Niger – The Songhai people are an ethnic group who live in Western Africa. Among the Songhai is a small yet strong indigenous group of people known as the Zarma (also spelled Zerma).
The Zarma are considered a branch of the larger Songhai group, but they live with a unique custom and culture. Their own communal practices make them a distinct people among the region’s ethnic groups.
Home and Lifestyle
The Zarma people are said to have migrated from the Fula region around Lac Debo, Mali before settling in their present homes. This movement is recorded to have happened in the 16th century, during the time of the Songhai Empire. In addition, it is noted that the Zarma moved again in the 18th century to the Niger River Valley, Fakara plateau, and Zigui (now known as Southwest Niger).
Today, the indigenous Zarma people live in southwestern Niger, in the arid lands of Sahel. Other ethnic members live in the northern region along the Niger River Valley. The members of the community mostly work as farmers who produce crops such as millet, cowpeas, nuts, and sorrel. Most of them also grow a variety of fruits and vegetables in small gardens. This is due to the condition of the lands that they live in, which is in the savanna region consisting of thin soils and sandy plateaus. Even the people living along the valley use the river for irrigation for their crops.
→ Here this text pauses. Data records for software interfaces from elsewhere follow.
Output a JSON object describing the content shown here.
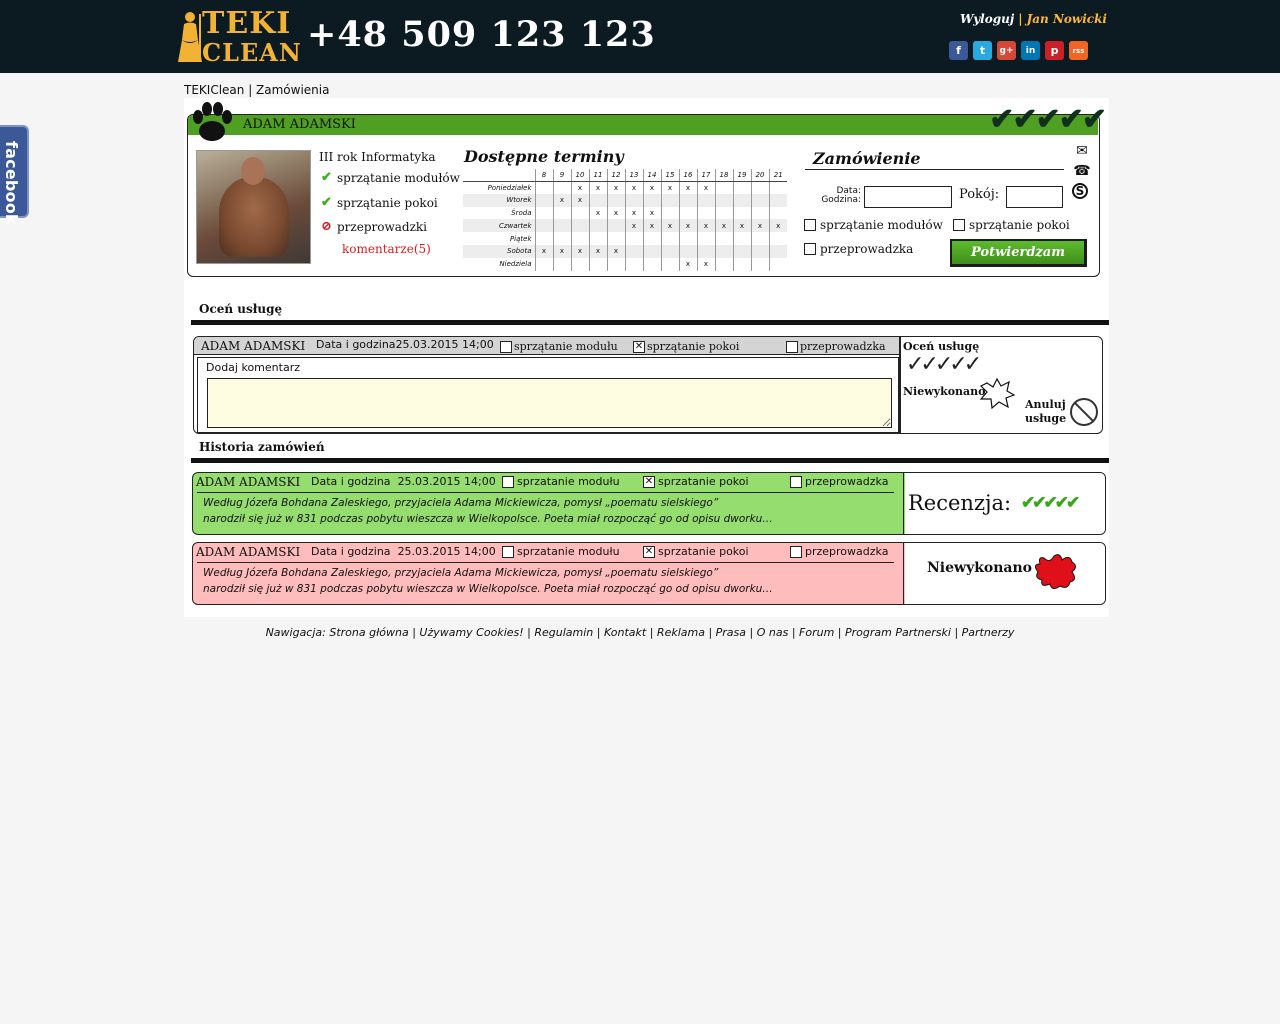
{
  "header": {
    "logo_line1": "TEKI",
    "logo_line2": "CLEAN",
    "phone": "+48 509 123 123",
    "logout_label": "Wyloguj",
    "separator": "|",
    "user_name": "Jan Nowicki",
    "socials": [
      {
        "icon": "facebook-icon",
        "glyph": "f",
        "color": "#3b5998"
      },
      {
        "icon": "twitter-icon",
        "glyph": "t",
        "color": "#29a9e1"
      },
      {
        "icon": "google-plus-icon",
        "glyph": "g+",
        "color": "#d34836"
      },
      {
        "icon": "linkedin-icon",
        "glyph": "in",
        "color": "#0077b5"
      },
      {
        "icon": "pinterest-icon",
        "glyph": "p",
        "color": "#cb2027"
      },
      {
        "icon": "rss-icon",
        "glyph": "rss",
        "color": "#f26522"
      }
    ]
  },
  "facebook_tab": "facebook",
  "breadcrumb": "TEKIClean | Zamówienia",
  "profile": {
    "name": "ADAM ADAMSKI",
    "subtitle": "III rok Informatyka",
    "services": [
      {
        "label": "sprzątanie modułów",
        "mark": "✔",
        "mark_color": "#3cb01a"
      },
      {
        "label": "sprzątanie pokoi",
        "mark": "✔",
        "mark_color": "#3cb01a"
      },
      {
        "label": "przeprowadzki",
        "mark": "⊘",
        "mark_color": "#d81e1e"
      }
    ],
    "comments_link": "komentarze(5)"
  },
  "schedule": {
    "title": "Dostępne terminy",
    "hours": [
      "8",
      "9",
      "10",
      "11",
      "12",
      "13",
      "14",
      "15",
      "16",
      "17",
      "18",
      "19",
      "20",
      "21"
    ],
    "days": [
      {
        "day": "Poniedziałek",
        "cells": [
          "",
          "",
          "x",
          "x",
          "x",
          "x",
          "x",
          "x",
          "x",
          "x",
          "",
          "",
          "",
          ""
        ]
      },
      {
        "day": "Wtorek",
        "cells": [
          "",
          "x",
          "x",
          "",
          "",
          "",
          "",
          "",
          "",
          "",
          "",
          "",
          "",
          ""
        ]
      },
      {
        "day": "Środa",
        "cells": [
          "",
          "",
          "",
          "x",
          "x",
          "x",
          "x",
          "",
          "",
          "",
          "",
          "",
          "",
          ""
        ]
      },
      {
        "day": "Czwartek",
        "cells": [
          "",
          "",
          "",
          "",
          "",
          "x",
          "x",
          "x",
          "x",
          "x",
          "x",
          "x",
          "x",
          "x"
        ]
      },
      {
        "day": "Piątek",
        "cells": [
          "",
          "",
          "",
          "",
          "",
          "",
          "",
          "",
          "",
          "",
          "",
          "",
          "",
          ""
        ]
      },
      {
        "day": "Sobota",
        "cells": [
          "x",
          "x",
          "x",
          "x",
          "x",
          "",
          "",
          "",
          "",
          "",
          "",
          "",
          "",
          ""
        ]
      },
      {
        "day": "Niedziela",
        "cells": [
          "",
          "",
          "",
          "",
          "",
          "",
          "",
          "",
          "x",
          "x",
          "",
          "",
          "",
          ""
        ]
      }
    ]
  },
  "order": {
    "title": "Zamówienie",
    "date_label_1": "Data:",
    "date_label_2": "Godzina:",
    "date_value": "",
    "room_label": "Pokój:",
    "room_value": "",
    "options": [
      "sprzątanie modułów",
      "sprzątanie pokoi",
      "przeprowadzka"
    ],
    "confirm_label": "Potwierdzam",
    "contact_icons": [
      "mail-icon",
      "phone-icon",
      "skype-icon"
    ]
  },
  "rate_section": {
    "title": "Oceń usługę",
    "name": "ADAM ADAMSKI",
    "date_label": "Data i godzina",
    "date_value": "25.03.2015 14;00",
    "options": [
      {
        "label": "sprzątanie modułu",
        "checked": false
      },
      {
        "label": "sprzątanie pokoi",
        "checked": true
      },
      {
        "label": "przeprowadzka",
        "checked": false
      }
    ],
    "add_comment_label": "Dodaj komentarz",
    "comment_value": "",
    "rate_label": "Oceń usługę",
    "not_done_label": "Niewykonano",
    "cancel_label_1": "Anuluj",
    "cancel_label_2": "usługe"
  },
  "history": {
    "title": "Historia zamówień",
    "entries": [
      {
        "name": "ADAM ADAMSKI",
        "date_label": "Data i godzina",
        "date_value": "25.03.2015 14;00",
        "options": [
          "sprzatanie modułu",
          "sprzatanie pokoi",
          "przeprowadzka"
        ],
        "line1": "Według Józefa Bohdana Zaleskiego, przyjaciela Adama Mickiewicza, pomysł „poematu sielskiego”",
        "line2": "narodził się już w  831 podczas pobytu wieszcza w Wielkopolsce. Poeta miał rozpocząć go od opisu dworku…",
        "status_label": "Recenzja:",
        "background": "#95dd6f"
      },
      {
        "name": "ADAM ADAMSKI",
        "date_label": "Data i godzina",
        "date_value": "25.03.2015 14;00",
        "options": [
          "sprzatanie modułu",
          "sprzatanie pokoi",
          "przeprowadzka"
        ],
        "line1": "Według Józefa Bohdana Zaleskiego, przyjaciela Adama Mickiewicza, pomysł „poematu sielskiego”",
        "line2": "narodził się już w  831 podczas pobytu wieszcza w Wielkopolsce. Poeta miał rozpocząć go od opisu dworku…",
        "status_label": "Niewykonano",
        "background": "#ffbcbc"
      }
    ]
  },
  "footer": "Nawigacja: Strona główna | Używamy Cookies! | Regulamin | Kontakt | Reklama | Prasa | O nas | Forum | Program Partnerski | Partnerzy"
}
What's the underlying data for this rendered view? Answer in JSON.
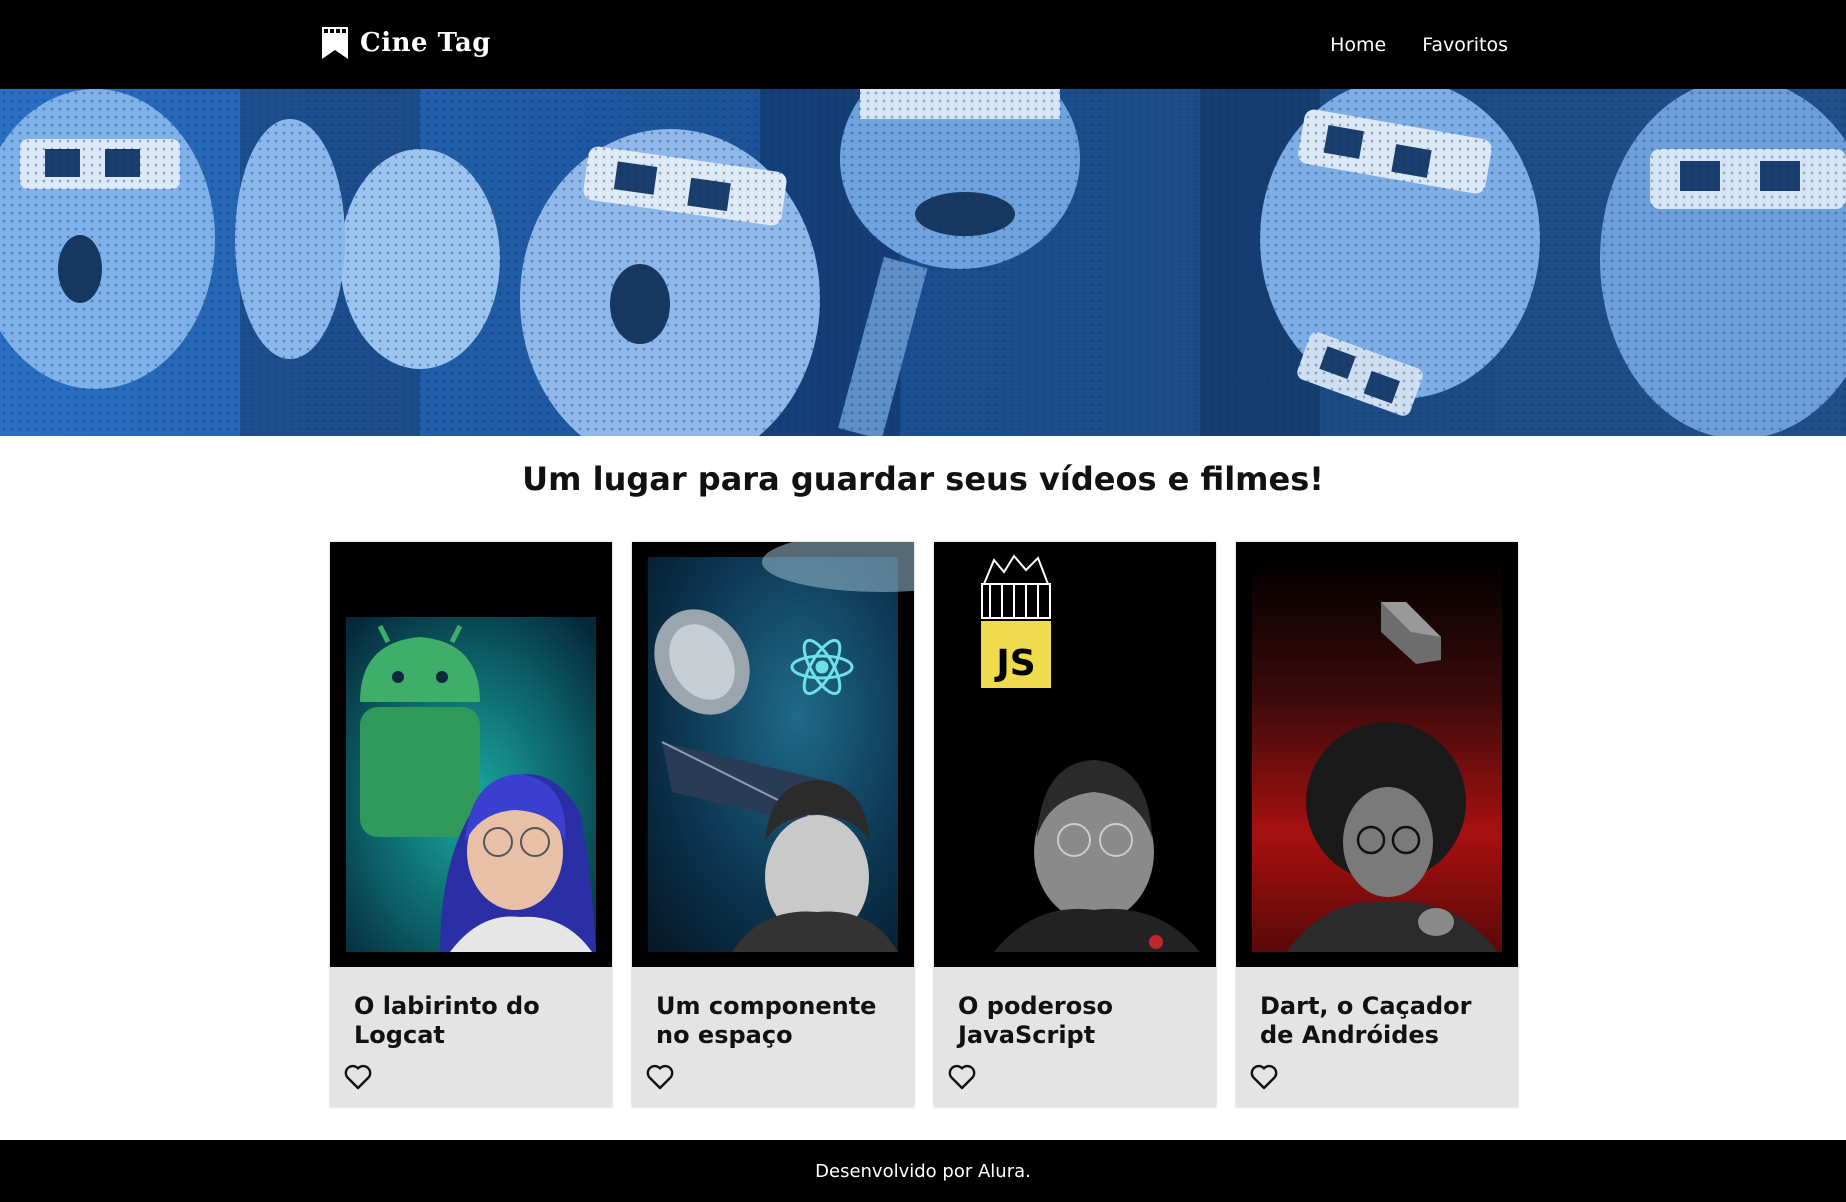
{
  "header": {
    "brand": "Cine Tag",
    "nav": [
      {
        "label": "Home"
      },
      {
        "label": "Favoritos"
      }
    ]
  },
  "main": {
    "title": "Um lugar para guardar seus vídeos e filmes!",
    "videos": [
      {
        "title": "O labirinto do Logcat",
        "favorite": false
      },
      {
        "title": "Um componente no espaço",
        "favorite": false
      },
      {
        "title": "O poderoso JavaScript",
        "favorite": false
      },
      {
        "title": "Dart, o Caçador de Andróides",
        "favorite": false
      }
    ]
  },
  "thumbnails": {
    "js_badge": "JS"
  },
  "footer": {
    "text": "Desenvolvido por Alura."
  },
  "colors": {
    "header_bg": "#000000",
    "banner_tint": "#1f5fa8",
    "card_bg": "#e4e4e4",
    "js_yellow": "#f0db4f"
  }
}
These conditions are a lot different from the lives of the Zarma who live in Nigeria, where there are fertile and lush river valleys.
Language and Culture
The language used by the Zarma is a dialect of the Nilo-Saharan family, which originated from Mali. Thus, the Zarma and the Songhai members see themselves as family, almost like cousins. This also opens the practice of intermarriage between the two indigenous groups.
The Zarma language is also considered the second most common language used in Niger, after Hausa. However, in earlier years, the language is known by a different name, which is Djerma in French.
The language uses alphabets with the same values as that in the International Phonetic Alphabet (IPA) so it is not that difficult to understand the differences between the sounds. It is important to note that even though the pronunciations sound similar to other western sounds, the syntax is vastly different. The Zarma language is a subject–object–verb language, as opposed to English, which is a subject–verb–object language.
Aside from its linguistic features, the Zarma language serves as a tool to pass on their knowledge and cultural identity. This is evident in their tradition of passing legends to the younger members of the community.
An example of such a legend is that of their migration, which states that one of their chiefs named Mali Bero transported them in a flying basket. Note that this historical migration is told in an entertaining manner, which also reflects the people’s culture and beliefs. This is just one of the colorful stories that keep the community’s history alive. It is best that the Zarma members continue keeping records of their customs, history, and traditions to preserve their community’s treasures—their people.
Image from Smithsonian (Eliot Elisofon, 1970), http://collections.si.edu/search/about.htm